A print coating that kills germs

Caroline Zöller

Published on 20.05.2020

Pathogens often adhere to smooth surfaces – especially if they pass through many people’s hands. Now, there is a special dispersion coating that leaves germs no chance of survival.

Viruses and bacteria can be found on all smooth surfaces, and printed materials are no exception t this rule. Invisible to the naked eye, pathogens frequently attach themselves to items that pass through many hands, e.g. business cards, magazines, brochures, flyers or menus.

The open-pored structure of paper or cardboard makes it very difficult to create a finish that kills pathogens reliably long-term. There is now a new print coating available that helps solve this problem. Made by creart-spezialdruck, a company specialised in creating individual printing products, this dispersion coating is anti-microbial, making print products safer. Its efficacy has been proven in a scientific trial carried out by the Fraunhofer Institute.

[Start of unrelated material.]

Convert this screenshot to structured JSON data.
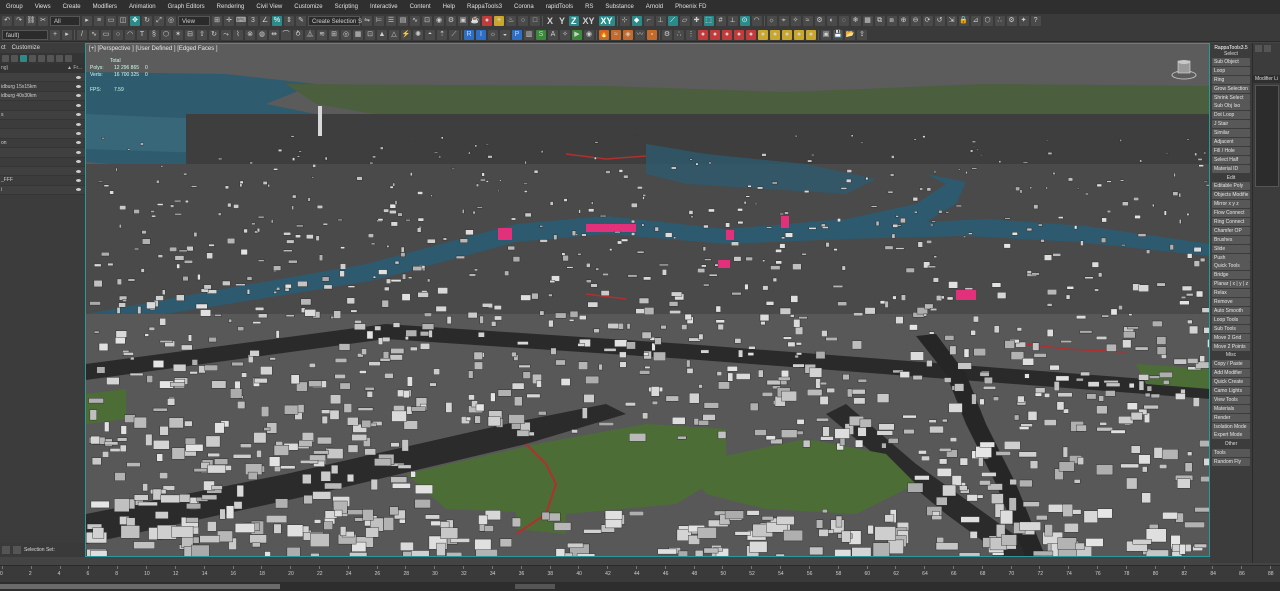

Light and oxygen

The science behind this method is relatively simple: contact with daylight or artificial light activates oxygen on the surface of the coating. This destroys up to 99.5 percent of bacteria, viruses and fungal spores that adhere to the surface after human contact. The cleansing process is triggered whenever the coating is exposed to light and it remains effective on printed materials for at least a year. When items are kept in dark surroundings, such as in cupboards or drawers, the coating becomes inactive and is only reactivated once it comes into contact with light and air again.

Application

The photocatalytic dispersion coating is applied to both sides of printed materials. It is available in a satin and glossy finish. Daylight or artificial light excites the photocatalyst contained in the coating which then cleans the surface using the oxygen released during the process. This makes it possible to create hygienic products for use in public spaces, at events, or in the catering industry.

Text: Caroline Zöller
Image: creaet